▶ **WHAT THE EXERCISE ASKS**
An exact copy of every entry is needed, without the pictures.
START DATA FOR THIS TASK
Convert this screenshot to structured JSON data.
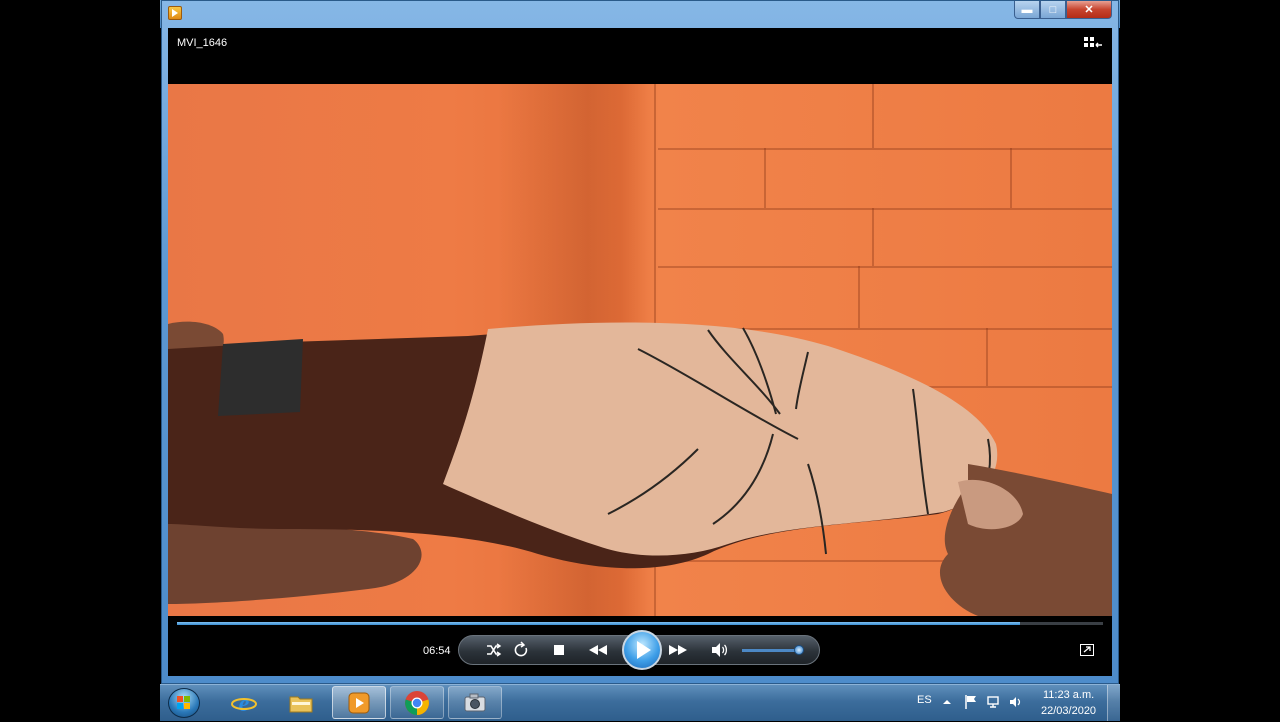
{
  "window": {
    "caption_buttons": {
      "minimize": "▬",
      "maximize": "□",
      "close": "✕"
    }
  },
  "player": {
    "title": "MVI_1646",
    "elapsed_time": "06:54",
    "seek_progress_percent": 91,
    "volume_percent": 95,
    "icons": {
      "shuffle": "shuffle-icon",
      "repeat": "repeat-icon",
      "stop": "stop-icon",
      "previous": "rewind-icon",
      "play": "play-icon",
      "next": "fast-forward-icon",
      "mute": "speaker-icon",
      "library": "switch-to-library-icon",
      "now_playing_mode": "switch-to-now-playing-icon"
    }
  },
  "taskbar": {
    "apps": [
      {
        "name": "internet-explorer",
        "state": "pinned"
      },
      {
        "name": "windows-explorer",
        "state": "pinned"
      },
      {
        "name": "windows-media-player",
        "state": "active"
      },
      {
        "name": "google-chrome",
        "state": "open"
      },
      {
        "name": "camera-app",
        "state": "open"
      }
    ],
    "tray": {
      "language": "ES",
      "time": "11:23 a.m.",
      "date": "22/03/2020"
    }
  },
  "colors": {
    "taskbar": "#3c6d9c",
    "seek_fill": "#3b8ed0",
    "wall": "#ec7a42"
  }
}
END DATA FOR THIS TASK
▶ **SOLUTION FOR THIS EXERCISE**
Convert this screenshot to structured JSON data.
{
  "window": {
    "caption_buttons": {
      "minimize": "▬",
      "maximize": "□",
      "close": "✕"
    }
  },
  "player": {
    "title": "MVI_1646",
    "elapsed_time": "06:54",
    "seek_progress_percent": 91,
    "volume_percent": 95,
    "icons": {
      "shuffle": "shuffle-icon",
      "repeat": "repeat-icon",
      "stop": "stop-icon",
      "previous": "rewind-icon",
      "play": "play-icon",
      "next": "fast-forward-icon",
      "mute": "speaker-icon",
      "library": "switch-to-library-icon",
      "now_playing_mode": "switch-to-now-playing-icon"
    }
  },
  "taskbar": {
    "apps": [
      {
        "name": "internet-explorer",
        "state": "pinned"
      },
      {
        "name": "windows-explorer",
        "state": "pinned"
      },
      {
        "name": "windows-media-player",
        "state": "active"
      },
      {
        "name": "google-chrome",
        "state": "open"
      },
      {
        "name": "camera-app",
        "state": "open"
      }
    ],
    "tray": {
      "language": "ES",
      "time": "11:23 a.m.",
      "date": "22/03/2020"
    }
  },
  "colors": {
    "taskbar": "#3c6d9c",
    "seek_fill": "#3b8ed0",
    "wall": "#ec7a42"
  }
}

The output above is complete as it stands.